Speckled Wood (Pararge aegeria) - Saltersford Valley
As I passed by the section where I'd seen the Coots, I noticed that one of the juveniles was quite close to me.

Coot (Fulica atra) (juvenile) - Saltersford Valley
I was about to head back to my car when I changed my mind and decided to re-visit the boardwalk. I arrived to find the Southern Hawker had returned to the same spot, and tried once more for some photos, but didn't even manage a blurred one before it departed. I did, however, manage some shots of a rather obliging Migrant Hawker.

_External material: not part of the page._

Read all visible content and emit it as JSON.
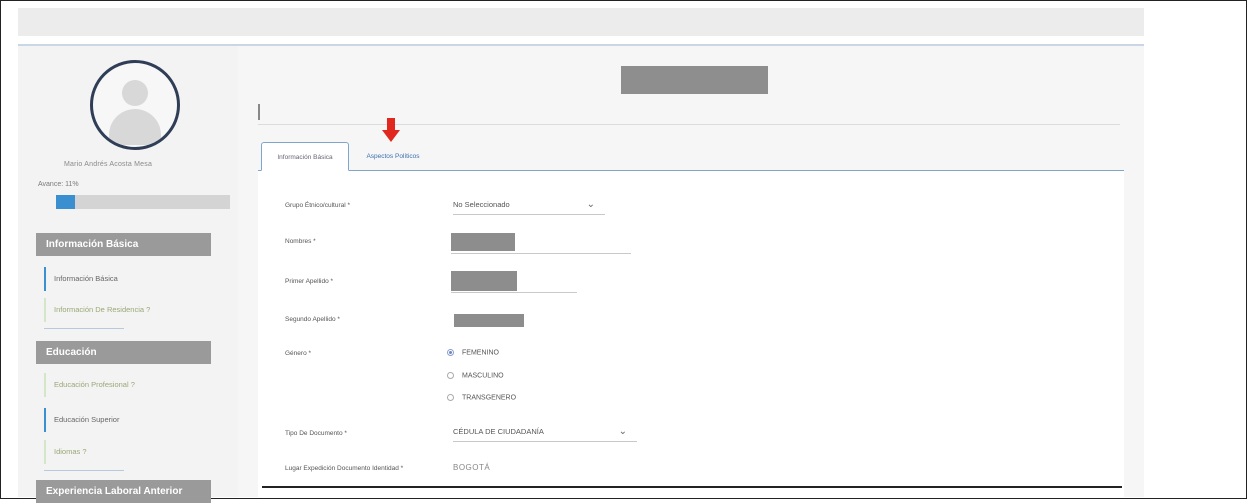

Here are a few of the many shots I took - I even managed a few flight shots, although far from good.

Migrant Hawker (Aeshna mixta) (male) - Saltersford Valley
It now really was time to go home as I was cooking tea that evening.

Wednesday, 9th September

Nothing remarkable in the garden this day, but I did get some shots of a Comma butterfly that was in a rather bright condition.

Comma (Polygonia c-album) - garden on 9th September, 2020
Thursday, 10th September

This day brought us some excitement in the form of visits from a Nuthatch, a Willow Warbler, and (not seen for some weeks previously) a Stock Dove. Sadly, I only managed photos of the Nuthatch, but was happy to get these as this is a species rarely seen in the garden. It was busy hiding sunflower hearts in nooks and crannies and, at one time, seemed to be playing hide-and-seek with a House Sparrow.

Nuthatch (Sitta europaea) - garden on 10th September, 2020
Sunday 13th September, 2020

There was then little of significant interest in the garden until the end of the week, and on this day the Nuthatch returned, but any photos taken were rather less acceptable than those above. Most excitement was caused, however, by visits from two dragonflies, neither of which stayed long enough for a photo. The first was a male Common Darter (Sympetrum striolatum), and the second a male Southern Hawker (Aeshna cyanea).


That brings me to the end of this blog post. As mentioned above, the next blog post is likely to be a long one, and might well be a couple of weeks in the production process! In the meantime, stay safe and well, and look after nature so that it can look after you.